As I waded through yet another self-indulgent and repetitive paragraph, I wondered if this could have been a playlist of snappy “how-to” videos, with actionable points and takeaways. That approach would have actually served the purpose for which most people pick up such a book. Then, suddenly, one part of a footnote stood out, revealing Forte’s main point and purpose: “This book is primarily focussed on the potential of digital notes.”
Wild. What in the world is going on in the genre of self-help? When I reached a paragraph in which Forte pushes digital notes, saying that in them “(q)uotes from a philosophy book written in ancient time might sit next to the latest clever tweet”, my thoughts began to take the shape of a now popular memefied saying—“this meeting could’ve been an email”. The voice in my head was appalled enough to mimic and modify this: “This book could have been a listicle.” From that moment on, this thought became the biggest hurdle in getting through the novel-length navel-gazing about…well, how to effectively use your device’s notes app.
Forte has a whole website, Forte Labs, with courses and other resources to help people organise their thoughts digitally. In fact, if you google the title of this book, it isn’t the book that comes up but Forte’s second website, buildingasecondbrain.com, with its courses and email subscriptions (you click “yes I want to build my second brain” if you want to get his email guide), and old videos on the already popularised “method”. More reasons that this book essentially didn’t need to exist.

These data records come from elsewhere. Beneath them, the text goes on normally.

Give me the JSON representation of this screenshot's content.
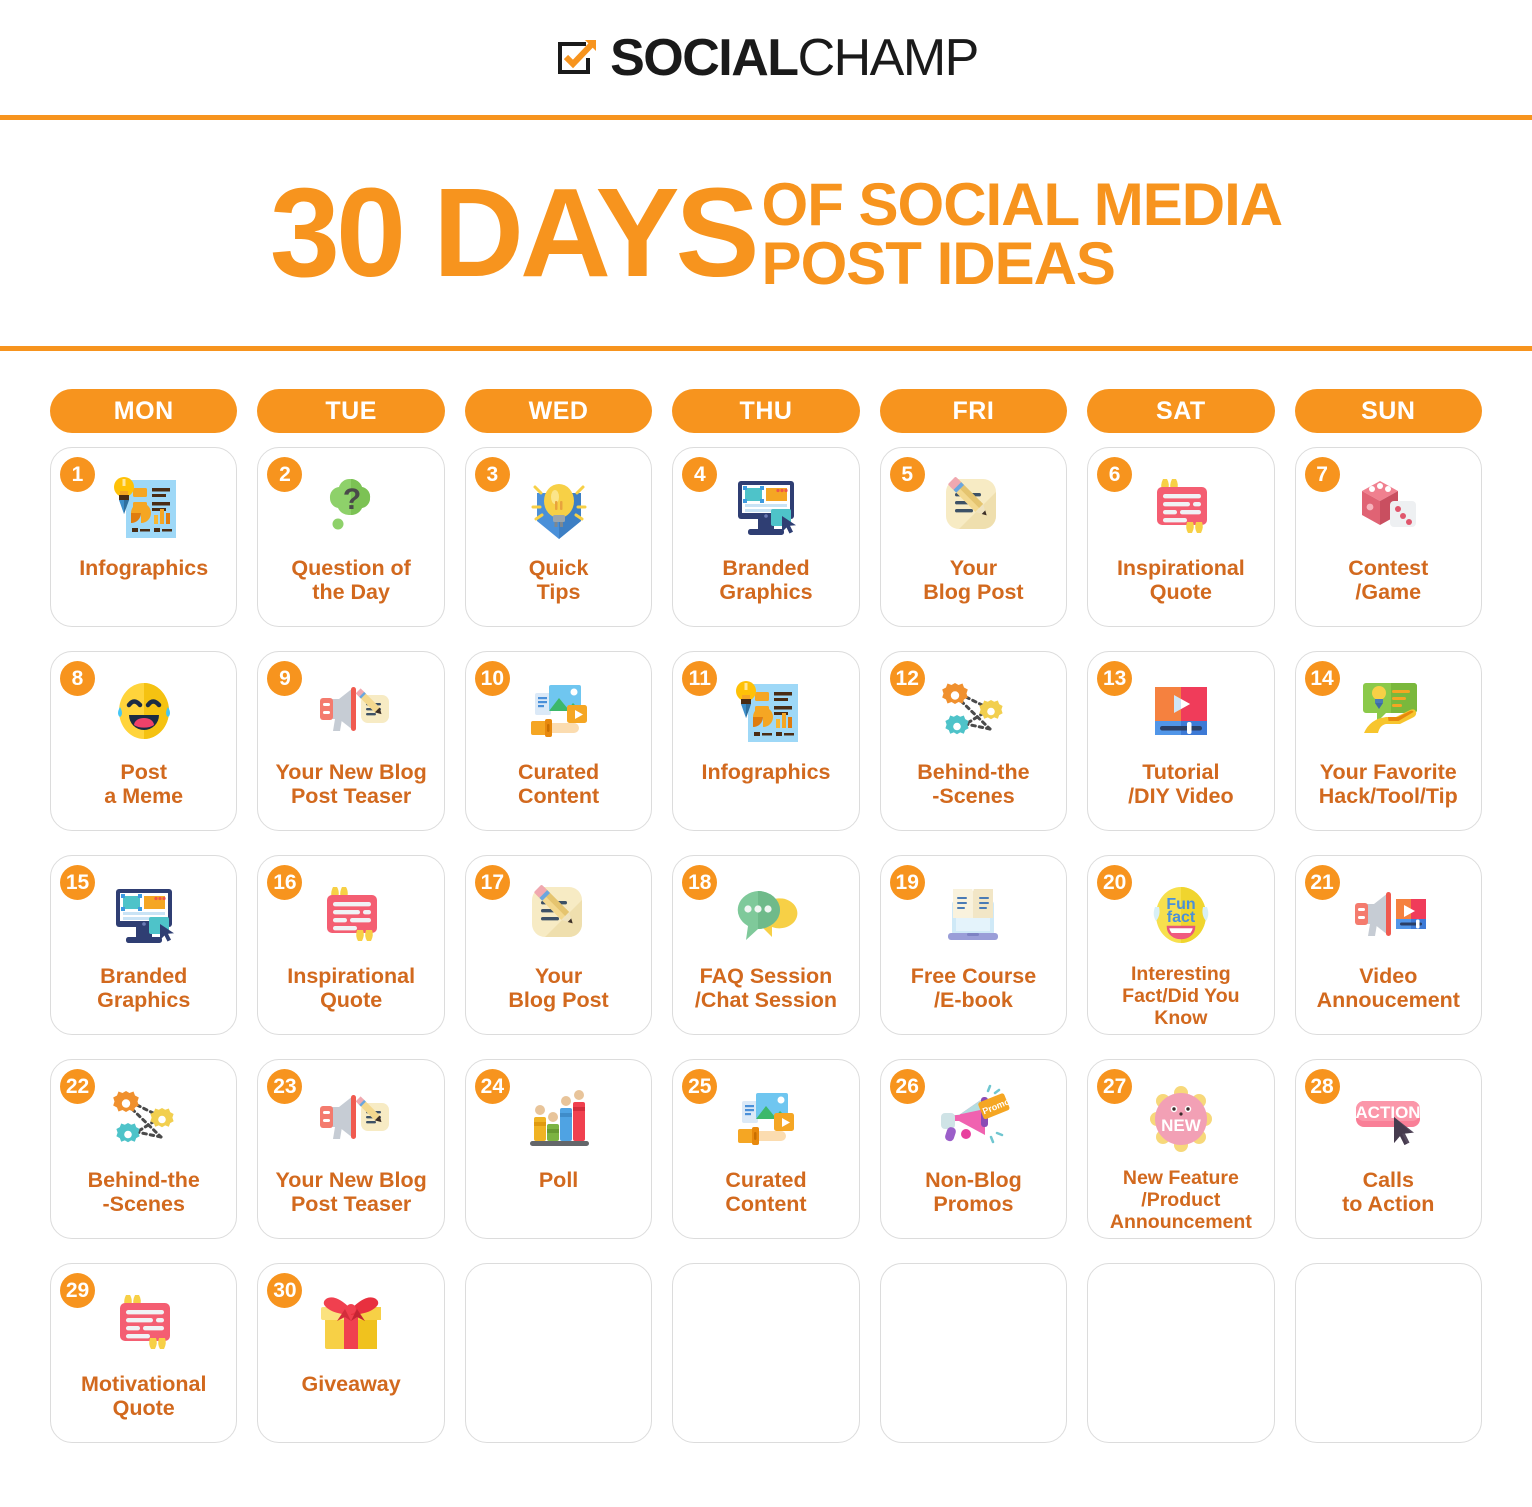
{
  "brand": {
    "logo_bold": "SOCIAL",
    "logo_light": "CHAMP",
    "logo_icon": "checkbox-check-icon",
    "accent_color": "#f7941e",
    "label_color": "#d2691e"
  },
  "title": {
    "big": "30 DAYS",
    "line1": "OF SOCIAL MEDIA",
    "line2": "POST IDEAS"
  },
  "calendar": {
    "day_headers": [
      "MON",
      "TUE",
      "WED",
      "THU",
      "FRI",
      "SAT",
      "SUN"
    ],
    "cells": [
      {
        "number": "1",
        "label": "Infographics",
        "icon": "infographic-report-icon"
      },
      {
        "number": "2",
        "label": "Question of\nthe Day",
        "icon": "question-thought-bubble-icon"
      },
      {
        "number": "3",
        "label": "Quick\nTips",
        "icon": "lightbulb-pin-icon"
      },
      {
        "number": "4",
        "label": "Branded\nGraphics",
        "icon": "desktop-design-icon"
      },
      {
        "number": "5",
        "label": "Your\nBlog Post",
        "icon": "notepad-pencil-icon"
      },
      {
        "number": "6",
        "label": "Inspirational\nQuote",
        "icon": "quote-card-icon"
      },
      {
        "number": "7",
        "label": "Contest\n/Game",
        "icon": "dice-icon"
      },
      {
        "number": "8",
        "label": "Post\na Meme",
        "icon": "laughing-tears-emoji-icon"
      },
      {
        "number": "9",
        "label": "Your New Blog\nPost Teaser",
        "icon": "megaphone-notepad-icon"
      },
      {
        "number": "10",
        "label": "Curated\nContent",
        "icon": "hand-media-content-icon"
      },
      {
        "number": "11",
        "label": "Infographics",
        "icon": "infographic-report-icon"
      },
      {
        "number": "12",
        "label": "Behind-the\n-Scenes",
        "icon": "gears-network-icon"
      },
      {
        "number": "13",
        "label": "Tutorial\n/DIY Video",
        "icon": "video-player-icon"
      },
      {
        "number": "14",
        "label": "Your Favorite\nHack/Tool/Tip",
        "icon": "hand-tip-bubble-icon"
      },
      {
        "number": "15",
        "label": "Branded\nGraphics",
        "icon": "desktop-design-icon"
      },
      {
        "number": "16",
        "label": "Inspirational\nQuote",
        "icon": "quote-card-icon"
      },
      {
        "number": "17",
        "label": "Your\nBlog Post",
        "icon": "notepad-pencil-icon"
      },
      {
        "number": "18",
        "label": "FAQ Session\n/Chat Session",
        "icon": "chat-bubbles-icon"
      },
      {
        "number": "19",
        "label": "Free Course\n/E-book",
        "icon": "ebook-laptop-icon"
      },
      {
        "number": "20",
        "label": "Interesting\nFact/Did You\nKnow",
        "icon": "fun-fact-emoji-icon"
      },
      {
        "number": "21",
        "label": "Video\nAnnoucement",
        "icon": "megaphone-video-icon"
      },
      {
        "number": "22",
        "label": "Behind-the\n-Scenes",
        "icon": "gears-network-icon"
      },
      {
        "number": "23",
        "label": "Your New Blog\nPost Teaser",
        "icon": "megaphone-notepad-icon"
      },
      {
        "number": "24",
        "label": "Poll",
        "icon": "poll-bar-people-icon"
      },
      {
        "number": "25",
        "label": "Curated\nContent",
        "icon": "hand-media-content-icon"
      },
      {
        "number": "26",
        "label": "Non-Blog\nPromos",
        "icon": "megaphone-promo-tag-icon"
      },
      {
        "number": "27",
        "label": "New Feature\n/Product\nAnnouncement",
        "icon": "new-badge-icon"
      },
      {
        "number": "28",
        "label": "Calls\nto Action",
        "icon": "action-button-cursor-icon"
      },
      {
        "number": "29",
        "label": "Motivational\nQuote",
        "icon": "quote-card-icon"
      },
      {
        "number": "30",
        "label": "Giveaway",
        "icon": "gift-box-icon"
      },
      {
        "number": "",
        "label": "",
        "icon": ""
      },
      {
        "number": "",
        "label": "",
        "icon": ""
      },
      {
        "number": "",
        "label": "",
        "icon": ""
      },
      {
        "number": "",
        "label": "",
        "icon": ""
      },
      {
        "number": "",
        "label": "",
        "icon": ""
      }
    ]
  }
}
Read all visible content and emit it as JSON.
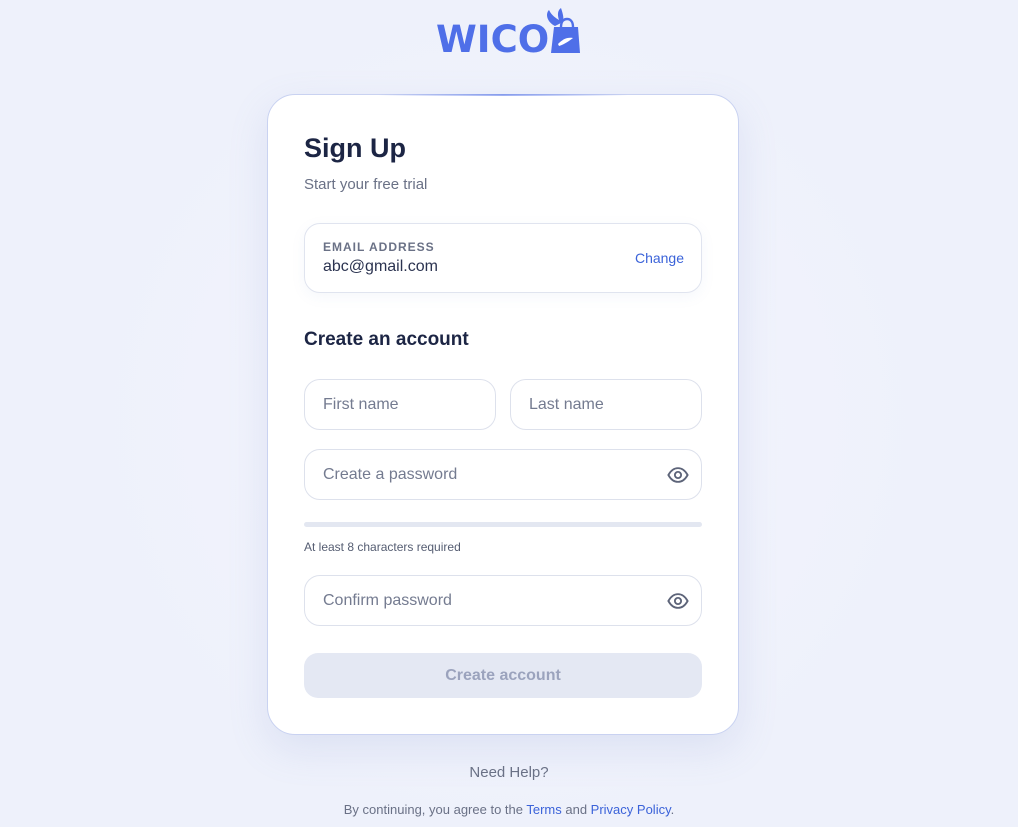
{
  "brand": {
    "name": "WICO",
    "logo_icon": "shopping-bag-with-wing-icon",
    "color": "#4f6fe8"
  },
  "form": {
    "title": "Sign Up",
    "subtitle": "Start your free trial",
    "email": {
      "label": "EMAIL ADDRESS",
      "value": "abc@gmail.com",
      "change_label": "Change"
    },
    "section_title": "Create an account",
    "first_name": {
      "placeholder": "First name",
      "value": ""
    },
    "last_name": {
      "placeholder": "Last name",
      "value": ""
    },
    "password": {
      "placeholder": "Create a password",
      "value": "",
      "icon": "eye-icon"
    },
    "password_strength": 0,
    "password_hint": "At least 8 characters required",
    "confirm_password": {
      "placeholder": "Confirm password",
      "value": "",
      "icon": "eye-icon"
    },
    "submit_label": "Create account",
    "submit_disabled": true
  },
  "footer": {
    "help_label": "Need Help?",
    "legal_prefix": "By continuing, you agree to the ",
    "terms_label": "Terms",
    "legal_and": " and ",
    "privacy_label": "Privacy Policy",
    "legal_suffix": "."
  },
  "colors": {
    "accent": "#4f6fe8",
    "link": "#3b63d9",
    "heading": "#1c2544",
    "disabled_button_bg": "#e4e8f3",
    "disabled_button_text": "#9ba3bd"
  }
}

It has a few interesting nuggets, though. On Taylor Swift’s songwriting process, for instance—she writes phrases, as they occur, on her phone’s notes app—and the coming together of her hit song Blank Space. But bits and bobs are not good enough to justify a whole book. Building A Second Brain does great disservice to the actually interesting points to which Forte wants to draw attention—for example, how a “recency bias” can affect creativity, and why we would benefit from having our past knowledge and accumulated ideas organised and ready to access.
It isn’t enough to only have something to say—the advice writers often get—when you want to write a book. You need to know how to narrativise it. Forte’s book made me wonder if more such life-coaches could benefit from the approach Alain de Botton takes, especially in his 2016 book The Course Of Love. In it, he proselytises his deliberations on love through the lives of a fictional couple. It’s how moralistic fables for children have worked too. New-age gurus would do well to remember, or even just know, this.